Respected and beloved desk editor, journalist, and educator
1948 – July 27, 2020
RAMON S. FRANCISCO (1948 – 2020), also known as Sir Kiko, Sir Mon, Sir RamFra, and even Mr. Bond, was a veteran journalist, editor, and educator. The latter nickname, after the fictional British spy, was part of the light-hearted, humorous banter that Sir Kiko would frequently have with his students at the University of Santo Tomas, all of whom were journalism majors.
He was an associate editor of the Manila Bulletin and editor of the Animal Scene Magazine.
He also worked as a desk editor in The Evening News and The Evening Post in Intramuros, and the old Manila Times in Sta. Cruz, Manila.
Some of his most memorable reportorial coverages included Pope Paul VI and Pope John Paul II’s historical visits in the Philippines, and late President Marcos’s travels from Manila to London, Kenya, and Southeastern Africa. He also covered the International Monetary Fund and World Bank Conference, where he interviewed hundreds of bankers, investors, and financiers. He was also the lone reporter aboard Air France’s firstborn 747 jumbo jet’s inaugural flight from Paris to New York.

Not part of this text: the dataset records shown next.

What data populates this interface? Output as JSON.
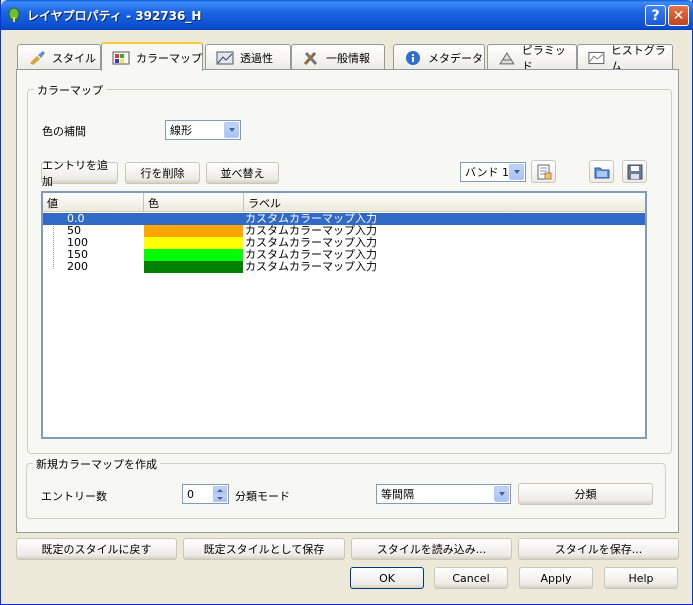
{
  "window": {
    "title": "レイヤプロパティ - 392736_H",
    "help_label": "?",
    "close_label": "✕"
  },
  "tabs": [
    {
      "label": "スタイル",
      "icon": "brush-icon"
    },
    {
      "label": "カラーマップ",
      "icon": "colormap-icon",
      "active": true
    },
    {
      "label": "透過性",
      "icon": "transparency-icon"
    },
    {
      "label": "一般情報",
      "icon": "tools-icon"
    },
    {
      "label": "メタデータ",
      "icon": "info-icon"
    },
    {
      "label": "ピラミッド",
      "icon": "pyramid-icon"
    },
    {
      "label": "ヒストグラム",
      "icon": "histogram-icon"
    }
  ],
  "colormap": {
    "group_title": "カラーマップ",
    "interp_label": "色の補間",
    "interp_value": "線形",
    "add_entry": "エントリを追加",
    "delete_row": "行を削除",
    "sort": "並べ替え",
    "band_value": "バンド 1",
    "columns": [
      "値",
      "色",
      "ラベル"
    ],
    "rows": [
      {
        "value": "0.0",
        "color": "#ffffff",
        "label": "カスタムカラーマップ入力",
        "selected": true
      },
      {
        "value": "50",
        "color": "#ffa500",
        "label": "カスタムカラーマップ入力"
      },
      {
        "value": "100",
        "color": "#ffff00",
        "label": "カスタムカラーマップ入力"
      },
      {
        "value": "150",
        "color": "#00ff00",
        "label": "カスタムカラーマップ入力"
      },
      {
        "value": "200",
        "color": "#008000",
        "label": "カスタムカラーマップ入力"
      }
    ]
  },
  "new_colormap": {
    "group_title": "新規カラーマップを作成",
    "entries_label": "エントリー数",
    "entries_value": "0",
    "mode_label": "分類モード",
    "mode_value": "等間隔",
    "classify": "分類"
  },
  "footer": {
    "restore_default": "既定のスタイルに戻す",
    "save_as_default": "既定スタイルとして保存",
    "load_style": "スタイルを読み込み...",
    "save_style": "スタイルを保存...",
    "ok": "OK",
    "cancel": "Cancel",
    "apply": "Apply",
    "help": "Help"
  }
}
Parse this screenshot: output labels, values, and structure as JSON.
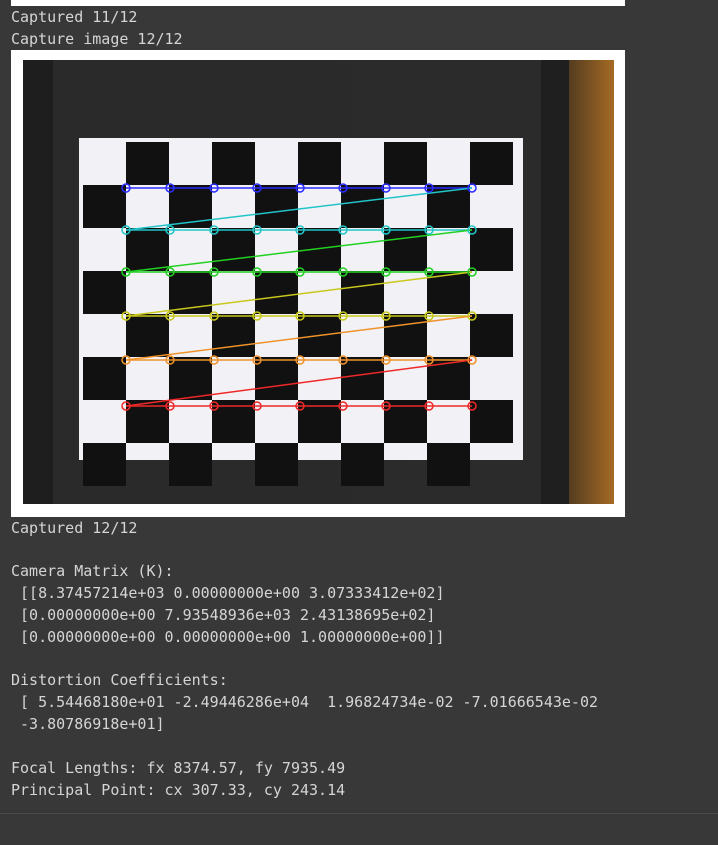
{
  "output": {
    "captured_11": "Captured 11/12",
    "capture_prompt_12": "Capture image 12/12",
    "captured_12": "Captured 12/12",
    "camera_matrix_header": "Camera Matrix (K):",
    "camera_matrix_rows": [
      " [[8.37457214e+03 0.00000000e+00 3.07333412e+02]",
      " [0.00000000e+00 7.93548936e+03 2.43138695e+02]",
      " [0.00000000e+00 0.00000000e+00 1.00000000e+00]]"
    ],
    "distortion_header": "Distortion Coefficients:",
    "distortion_rows": [
      " [ 5.54468180e+01 -2.49446286e+04  1.96824734e-02 -7.01666543e-02",
      " -3.80786918e+01]"
    ],
    "focal_lengths": "Focal Lengths: fx 8374.57, fy 7935.49",
    "principal_point": "Principal Point: cx 307.33, cy 243.14"
  },
  "colors": {
    "background": "#383838",
    "text": "#d5d5d5",
    "corner_rows": [
      "#2b2bff",
      "#21c4c8",
      "#22d022",
      "#c8c81c",
      "#f0922a",
      "#f02828"
    ]
  }
}
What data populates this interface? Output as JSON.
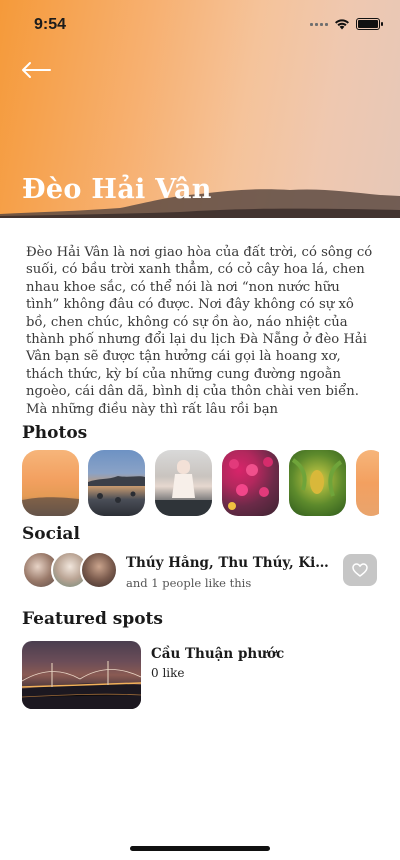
{
  "status_bar": {
    "time": "9:54",
    "icons": [
      "signal-icon",
      "wifi-icon",
      "battery-icon"
    ]
  },
  "header": {
    "back_icon": "back-arrow-icon",
    "title": "Đèo Hải Vân"
  },
  "description": "Đèo Hải Vân là nơi giao hòa của đất trời, có sông có suối, có bầu trời xanh thẳm, có cỏ cây hoa lá, chen nhau khoe sắc, có thể nói là nơi “non nước hữu tình” không đâu có được. Nơi đây không có sự xô bồ, chen chúc, không có sự ồn ào, náo nhiệt của thành phố nhưng đổi lại du lịch Đà Nẵng ở đèo Hải Vân bạn sẽ được tận hưởng cái gọi là hoang xơ, thách thức, kỳ bí của những cung đường ngoằn ngoèo, cái dân dã, bình dị của thôn chài ven biển. Mà những điều này thì rất lâu rồi bạn",
  "photos": {
    "title": "Photos"
  },
  "social": {
    "title": "Social",
    "names": "Thúy Hằng, Thu Thúy, Kiều Nhi",
    "like_text": "and 1 people like this",
    "like_icon": "heart-icon"
  },
  "featured": {
    "title": "Featured spots",
    "spots": [
      {
        "name": "Cầu Thuận phước",
        "likes": "0 like"
      }
    ]
  },
  "colors": {
    "hero_start": "#f59a3a",
    "hero_end": "#e6c8b8",
    "like_button_bg": "#c6c6c6"
  }
}
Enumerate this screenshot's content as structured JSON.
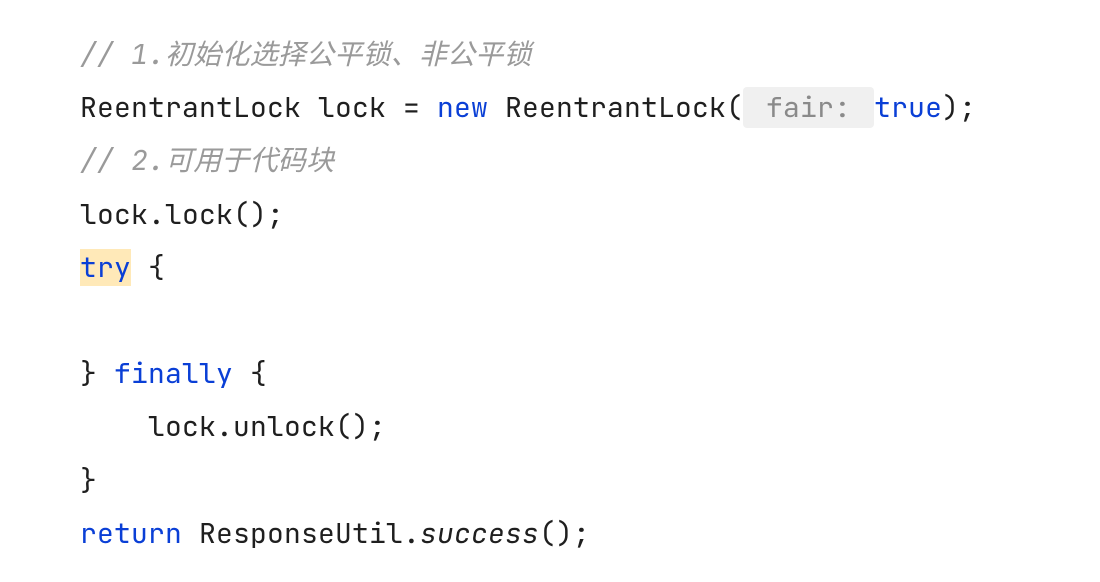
{
  "code": {
    "line1_comment": "// 1.初始化选择公平锁、非公平锁",
    "line2_a": "ReentrantLock lock = ",
    "line2_new": "new",
    "line2_b": " ReentrantLock(",
    "line2_hint": " fair: ",
    "line2_true": "true",
    "line2_c": ");",
    "line3_comment": "// 2.可用于代码块",
    "line4": "lock.lock();",
    "line5_try": "try",
    "line5_rest": " {",
    "line6": "",
    "line7_a": "} ",
    "line7_finally": "finally",
    "line7_b": " {",
    "line8": "    lock.unlock();",
    "line9": "}",
    "line10_return": "return",
    "line10_a": " ResponseUtil.",
    "line10_success": "success",
    "line10_b": "();"
  }
}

Former Manila Bulletin editor Ivy Lisa Mendoza-Yulo, who used to work with him, said that “he was our go-to when faced with editorial and grammar doubts, our human AP Stylebook, everybody’s friend.”
He graduated from the University of Santo Tomas (UST) in 1967, summa cum laude, with a major in Journalism and a minor in Public Relations. He was editor-in-chief of The Flame, the student publication of the Faculty of Arts and Letters.
In the same year, he started teaching at UST and later became an assistant professor, teaching journalism, editing, and copy reading, among other courses. He also became UST Journalism Program Coordinator.
To his students, like Nate C. Barretto, who later became his colleague in Manila Bulletin, “he was easily the coolest journ professor, a funny guy who’d inspire you with his brilliance. He commands a lot of respect just by knowing how intelligent, up-to-date, and kind he was to students.”
Another former student and journalist, Edison Dy Ong, described him: “He always enters the classroom with a smile. Never a dull moment, indeed… It was also during his watch that Pilipino Journalism was introduced as a subject. Yes, writing news in Tagalog or Pilipino language.”
UP Professor and Assistant Vice President for Public Affairs Jose Wendell Capili, who was also his UST student, said of him: “Journalists like Sir Kiko work in the background. His legacy is measured in terms of the number of lives he touched in school and his journalism work. His trophies are so many of us who did well because of his teaching, encouragement, and inspiration. He does not have a “script,” but what he teaches, he derived it from years of industry experience. He brought inspiration to many of us who were just dreaming to see our names published.”
In his 2002 interview with Nikki Lañas and Tara Perez, Ramon Francisco said: “We were taught Press Ethics in school, and our teachers at that time told us to be very, very honest and to uphold our integrity. I have been telling our reporters and my students not to succumb to graft and corruption and stick to integrity and preserve their reputations.”